**aRTx** Thnx, but is there any way to find the number of tables because we have many replication of combinations...

Look: I have generate combination of k=2 from n=9 and I have transform in all of possible tables

The first table is the main table of our combination n=9 and k=2 but the in the other tables are all of these combination.

My question is:

If i have n=49 and k=6 and we made tables with 12-rows then how many tables we will have (exact) to include all of these combination?

thnx very much!

It is very important for me...

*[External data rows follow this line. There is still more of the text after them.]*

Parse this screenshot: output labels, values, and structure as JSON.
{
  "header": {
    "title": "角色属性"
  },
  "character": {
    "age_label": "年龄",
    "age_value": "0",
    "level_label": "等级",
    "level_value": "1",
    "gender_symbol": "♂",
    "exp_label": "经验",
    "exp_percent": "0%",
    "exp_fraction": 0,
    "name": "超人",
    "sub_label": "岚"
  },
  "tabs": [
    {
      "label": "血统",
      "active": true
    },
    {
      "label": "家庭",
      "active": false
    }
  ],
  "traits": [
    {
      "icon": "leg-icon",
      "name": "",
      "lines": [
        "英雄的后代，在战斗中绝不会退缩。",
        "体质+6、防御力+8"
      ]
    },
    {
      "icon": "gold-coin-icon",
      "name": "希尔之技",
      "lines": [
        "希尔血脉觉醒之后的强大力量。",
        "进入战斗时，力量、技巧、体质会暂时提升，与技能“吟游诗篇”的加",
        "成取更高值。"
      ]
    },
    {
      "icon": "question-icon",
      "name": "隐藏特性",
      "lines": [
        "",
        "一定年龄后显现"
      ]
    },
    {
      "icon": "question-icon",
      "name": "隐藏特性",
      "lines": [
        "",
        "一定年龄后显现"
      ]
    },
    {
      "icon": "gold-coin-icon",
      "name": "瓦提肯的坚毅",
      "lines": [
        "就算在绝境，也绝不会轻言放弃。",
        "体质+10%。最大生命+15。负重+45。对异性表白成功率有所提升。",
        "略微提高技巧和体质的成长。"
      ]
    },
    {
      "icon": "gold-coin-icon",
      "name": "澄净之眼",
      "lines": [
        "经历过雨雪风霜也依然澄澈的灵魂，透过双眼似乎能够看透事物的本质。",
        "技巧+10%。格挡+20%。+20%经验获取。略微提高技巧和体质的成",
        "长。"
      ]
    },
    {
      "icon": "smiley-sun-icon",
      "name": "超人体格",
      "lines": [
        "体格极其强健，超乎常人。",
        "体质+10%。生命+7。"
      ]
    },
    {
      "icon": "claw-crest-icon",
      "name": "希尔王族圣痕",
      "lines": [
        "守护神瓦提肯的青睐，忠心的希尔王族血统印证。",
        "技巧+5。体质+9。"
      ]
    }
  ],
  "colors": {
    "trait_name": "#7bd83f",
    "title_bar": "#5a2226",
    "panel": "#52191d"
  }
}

I'm still no nearer to helping you with the general problem, but you can certainly improve on the algorithm that you are using. For example, when n=9 and k=2, the table with three rows includes three triples containing both 4 and 5. That is wasteful. You can reduce the number of columns from 16 to 12 (the minimum possible) like this:

$\displaystyle \begin{matrix}1&4&7&1&2&3\\ 2&5&8&4&5&6 \\ 3&6&9&7&8&9\end{matrix}\kern10pt\begin{matrix}1&2& 3&1&2&3\\ 5&6&4&6&4&5 \\ 9&7&8&8&9&7\end{matrix}$

For ideas on how to produce tables in the case where k=2, you could try googling for things like round robin tournament algorithm. When k=2 and the number of rows in the table divides n (the total number of elements in the pool), there is probably an efficient algorithm for achieving the minimum number of combinations. In your case, 7 (the number of rows) does divide 49 (the number of elements), which may mean that the problem has a good solution. But you are taking k=6, which makes the combinatorial problem massively more complicated and possibly takes you into unexplored territory. Sorry I can't help you further.